Continuing in my series of columns about things that are destroying the Earth, I thought I’d discuss a terrible oil mining project going on north of the border in Alberta. The Athabasca Oil Sands is one of the largest deposits of oil in North America, but the oil is very difficult to extract because it is inside rocks, which are mixed up with a lot of non-oil rocks. This project is so terrible that Environmental Defense– a particularly corporate environmental group– labeled it “The Most Destructive Project on Earth.”
Mining for oil in the Tar Sands poses many of the same problems as fossil fuel extraction. First of all, is incredibly energy intensive. The enormous machines that mine the sands must sift through two tons of sand to produce one barrel of oil. This takes a lot of energy and it is estimated that the natural gas used to extract one barrel of oil could heat a families home for four days. By 2015 the oil mining of the Tar Sands is expected to emit between 108 and 126 million tons of CO2 annually.
Like coal mining in Black Mesa, Arizona oil extraction in the tar sands uses huge amounts of water.The project uses 95 billion gallon of water per year, or more than twice the annual use of the city of Calgary. This water, after it is used, is released into holding pools as a poisonous sludge, similar to the coal sludge pools in Appalachia. The mining operations in the Tar Sands generate more than 480 million gallons of toxic sludge daily, and the sludge pools cover, in total, more than 50 square kilometers and can be seen from space. These sludge pools contaminate local water, killing animals and endangering all life in the region.
One of the groups most affected by this project is, as usual, Canadian First Nations people. The indigenous people who have lived in the Boreal Forest for thousands of years are seeing their land destroyed and their lives threatened by a project they have no control over and from which they will see, at best, minimal benefits. People from the Beaver Lake Cree Nation, Lubicon Cree First Nation, and Athabasca Chipweyan First Nation have demanded a stop to the oil extraction, but so far without success. Another example of indigenous oppression to allow Western resource extraction.
Though this may seem to be a Canadian issue, it involves the United States in a major way: we buy 99% of Canadian oil exports, and Canada is our largest oil supplier.. This oil is being extracted to feed our ever expanding appetite for cheap fossil fuels. Canada represents a safer supplier than Middle Eastern countries, and politicians who promote energy security favor expanding Canadian imports. However, the Tar Sands example shows the fundamental weakness of the energy security discourse. The ideas of energy independence and energy security are often thrown into the debate on global warming, but they do not address the problems that are causing climate change. If all we want is to be energy independent, we can mine more coal and import oil from detrimental projects in friendly countries.

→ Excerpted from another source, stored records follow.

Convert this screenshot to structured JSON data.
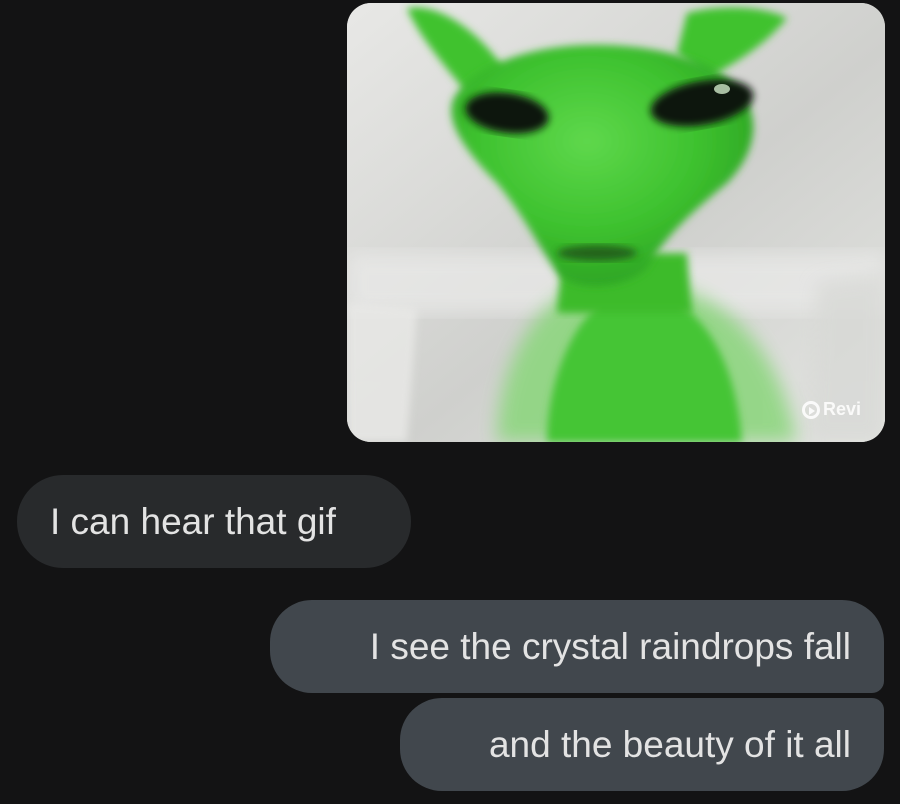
{
  "conversation": {
    "gif": {
      "alt": "green alien gif",
      "watermark": "Revi"
    },
    "messages": [
      {
        "direction": "incoming",
        "text": "I can hear that gif"
      },
      {
        "direction": "outgoing",
        "text": "I see the crystal raindrops fall"
      },
      {
        "direction": "outgoing",
        "text": "and the beauty of it all"
      }
    ]
  },
  "colors": {
    "background": "#131314",
    "incoming_bubble": "#282a2c",
    "outgoing_bubble": "#41474d",
    "text": "#e3e3e3",
    "alien_green": "#3ec22f"
  }
}
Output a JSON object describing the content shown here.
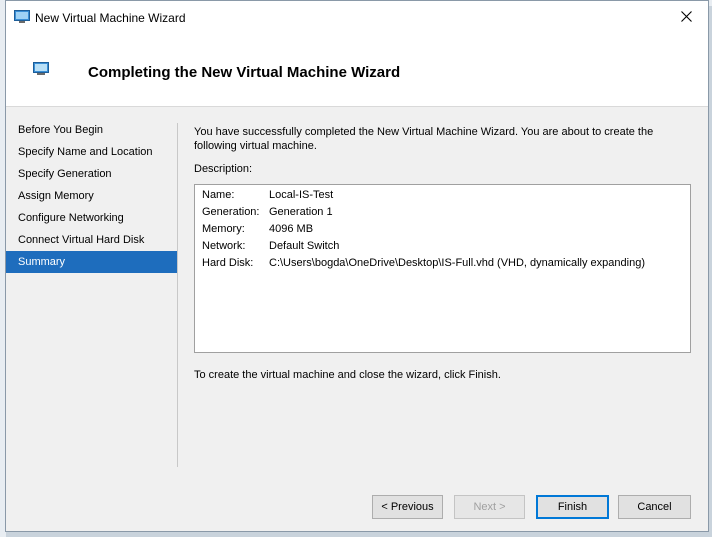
{
  "window": {
    "title": "New Virtual Machine Wizard"
  },
  "header": {
    "title": "Completing the New Virtual Machine Wizard"
  },
  "nav": {
    "items": [
      {
        "label": "Before You Begin"
      },
      {
        "label": "Specify Name and Location"
      },
      {
        "label": "Specify Generation"
      },
      {
        "label": "Assign Memory"
      },
      {
        "label": "Configure Networking"
      },
      {
        "label": "Connect Virtual Hard Disk"
      },
      {
        "label": "Summary",
        "selected": true
      }
    ]
  },
  "content": {
    "intro_line1": "You have successfully completed the New Virtual Machine Wizard. You are about to create the",
    "intro_line2": "following virtual machine.",
    "description_label": "Description:",
    "details": [
      {
        "key": "Name:",
        "value": "Local-IS-Test"
      },
      {
        "key": "Generation:",
        "value": "Generation 1"
      },
      {
        "key": "Memory:",
        "value": "4096 MB"
      },
      {
        "key": "Network:",
        "value": "Default Switch"
      },
      {
        "key": "Hard Disk:",
        "value": "C:\\Users\\bogda\\OneDrive\\Desktop\\IS-Full.vhd (VHD, dynamically expanding)"
      }
    ],
    "finish_note": "To create the virtual machine and close the wizard, click Finish."
  },
  "buttons": {
    "previous": "< Previous",
    "next": "Next >",
    "finish": "Finish",
    "cancel": "Cancel"
  },
  "colors": {
    "selection": "#1e6dbd",
    "default_button_border": "#0078d7"
  }
}
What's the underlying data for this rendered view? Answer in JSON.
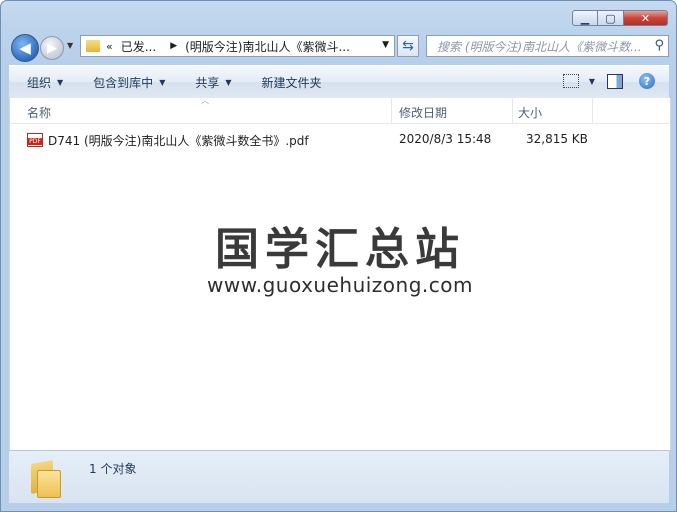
{
  "window": {
    "caption": {
      "minimize": "▁",
      "maximize": "▢",
      "close": "✕"
    }
  },
  "nav": {
    "back_glyph": "◀",
    "forward_glyph": "▶",
    "address": {
      "chevrons": "«",
      "segment1": "已发...",
      "segment2": "(明版今注)南北山人《紫微斗...",
      "separator": "▶"
    },
    "search_placeholder": "搜索 (明版今注)南北山人《紫微斗数..."
  },
  "toolbar": {
    "organize": "组织",
    "include_in_library": "包含到库中",
    "share": "共享",
    "new_folder": "新建文件夹"
  },
  "columns": {
    "name": "名称",
    "modified": "修改日期",
    "size": "大小"
  },
  "files": [
    {
      "icon": "pdf-icon",
      "name": "D741 (明版今注)南北山人《紫微斗数全书》.pdf",
      "modified": "2020/8/3 15:48",
      "size": "32,815 KB"
    }
  ],
  "watermark": {
    "title": "国学汇总站",
    "url": "www.guoxuehuizong.com"
  },
  "details": {
    "status": "1 个对象"
  }
}
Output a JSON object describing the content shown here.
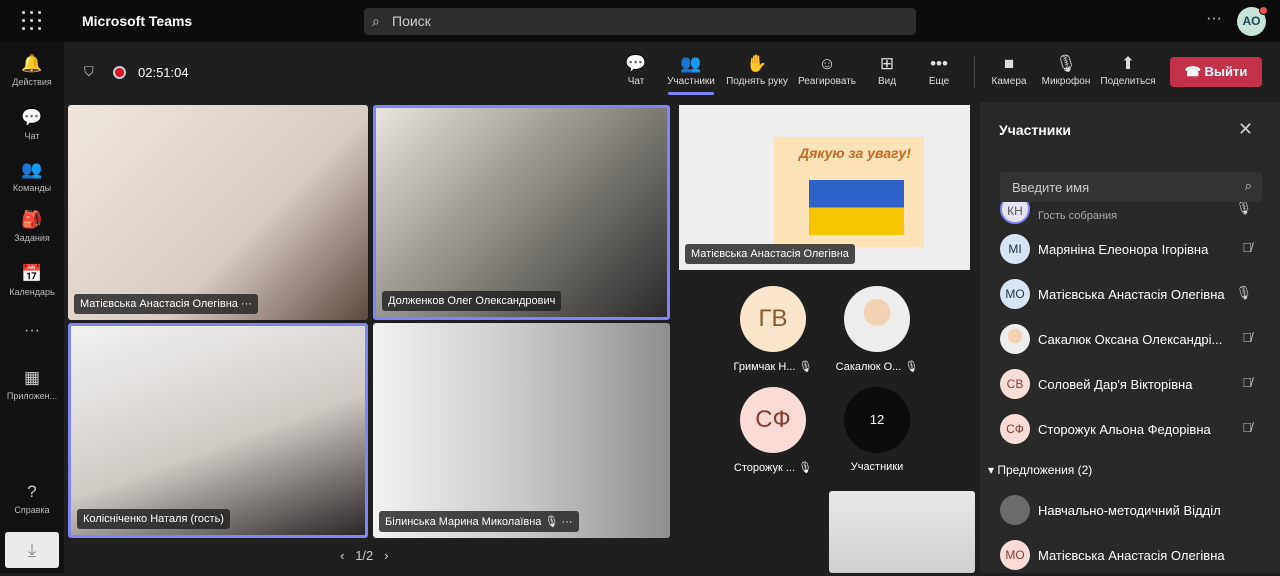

Our goal cannot simply be energy security, because that entails more destructive fossil fuel mining. To have a sustainable future we must get off fossil fuels all together, and abandoning the Canadian Tar Sands project is a good place to start.